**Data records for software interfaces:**
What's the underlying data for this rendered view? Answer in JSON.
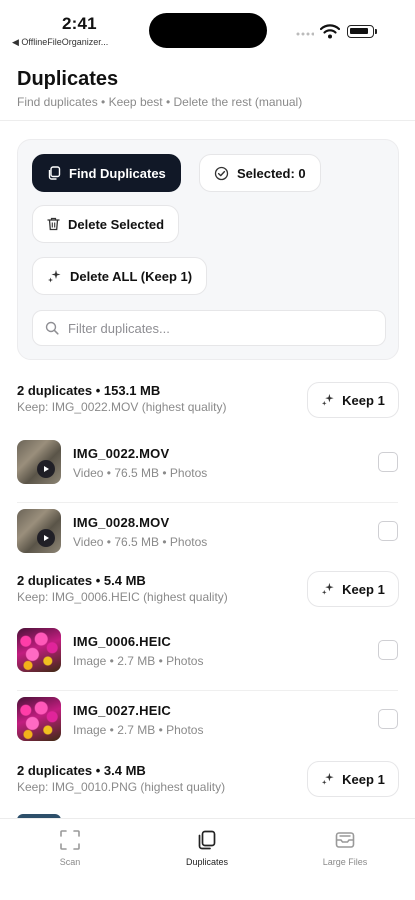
{
  "status_bar": {
    "time": "2:41",
    "back_app": "◀ OfflineFileOrganizer..."
  },
  "header": {
    "title": "Duplicates",
    "subtitle": "Find duplicates • Keep best • Delete the rest (manual)"
  },
  "actions": {
    "find_label": "Find Duplicates",
    "selected_label": "Selected: 0",
    "delete_selected_label": "Delete Selected",
    "delete_all_label": "Delete ALL (Keep 1)",
    "search_placeholder": "Filter duplicates..."
  },
  "groups": [
    {
      "title": "2 duplicates • 153.1 MB",
      "keep": "Keep: IMG_0022.MOV (highest quality)",
      "keep_button": "Keep 1",
      "items": [
        {
          "name": "IMG_0022.MOV",
          "meta": "Video • 76.5 MB • Photos",
          "thumb": "video"
        },
        {
          "name": "IMG_0028.MOV",
          "meta": "Video • 76.5 MB • Photos",
          "thumb": "video"
        }
      ]
    },
    {
      "title": "2 duplicates • 5.4 MB",
      "keep": "Keep: IMG_0006.HEIC (highest quality)",
      "keep_button": "Keep 1",
      "items": [
        {
          "name": "IMG_0006.HEIC",
          "meta": "Image • 2.7 MB • Photos",
          "thumb": "flower"
        },
        {
          "name": "IMG_0027.HEIC",
          "meta": "Image • 2.7 MB • Photos",
          "thumb": "flower"
        }
      ]
    },
    {
      "title": "2 duplicates • 3.4 MB",
      "keep": "Keep: IMG_0010.PNG (highest quality)",
      "keep_button": "Keep 1",
      "items": []
    }
  ],
  "tabs": [
    {
      "label": "Scan",
      "icon": "scan-icon",
      "active": false
    },
    {
      "label": "Duplicates",
      "icon": "duplicates-icon",
      "active": true
    },
    {
      "label": "Large Files",
      "icon": "large-files-icon",
      "active": false
    }
  ],
  "colors": {
    "primary_button": "#111827",
    "muted_text": "#8a8a8a",
    "card_background": "#f6f7f9"
  }
}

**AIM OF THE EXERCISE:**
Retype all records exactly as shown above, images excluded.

**WRITTEN RESPONSE:**
What's the underlying data for this rendered view? Answer in JSON.
{
  "status_bar": {
    "time": "2:41",
    "back_app": "◀ OfflineFileOrganizer..."
  },
  "header": {
    "title": "Duplicates",
    "subtitle": "Find duplicates • Keep best • Delete the rest (manual)"
  },
  "actions": {
    "find_label": "Find Duplicates",
    "selected_label": "Selected: 0",
    "delete_selected_label": "Delete Selected",
    "delete_all_label": "Delete ALL (Keep 1)",
    "search_placeholder": "Filter duplicates..."
  },
  "groups": [
    {
      "title": "2 duplicates • 153.1 MB",
      "keep": "Keep: IMG_0022.MOV (highest quality)",
      "keep_button": "Keep 1",
      "items": [
        {
          "name": "IMG_0022.MOV",
          "meta": "Video • 76.5 MB • Photos",
          "thumb": "video"
        },
        {
          "name": "IMG_0028.MOV",
          "meta": "Video • 76.5 MB • Photos",
          "thumb": "video"
        }
      ]
    },
    {
      "title": "2 duplicates • 5.4 MB",
      "keep": "Keep: IMG_0006.HEIC (highest quality)",
      "keep_button": "Keep 1",
      "items": [
        {
          "name": "IMG_0006.HEIC",
          "meta": "Image • 2.7 MB • Photos",
          "thumb": "flower"
        },
        {
          "name": "IMG_0027.HEIC",
          "meta": "Image • 2.7 MB • Photos",
          "thumb": "flower"
        }
      ]
    },
    {
      "title": "2 duplicates • 3.4 MB",
      "keep": "Keep: IMG_0010.PNG (highest quality)",
      "keep_button": "Keep 1",
      "items": []
    }
  ],
  "tabs": [
    {
      "label": "Scan",
      "icon": "scan-icon",
      "active": false
    },
    {
      "label": "Duplicates",
      "icon": "duplicates-icon",
      "active": true
    },
    {
      "label": "Large Files",
      "icon": "large-files-icon",
      "active": false
    }
  ],
  "colors": {
    "primary_button": "#111827",
    "muted_text": "#8a8a8a",
    "card_background": "#f6f7f9"
  }
}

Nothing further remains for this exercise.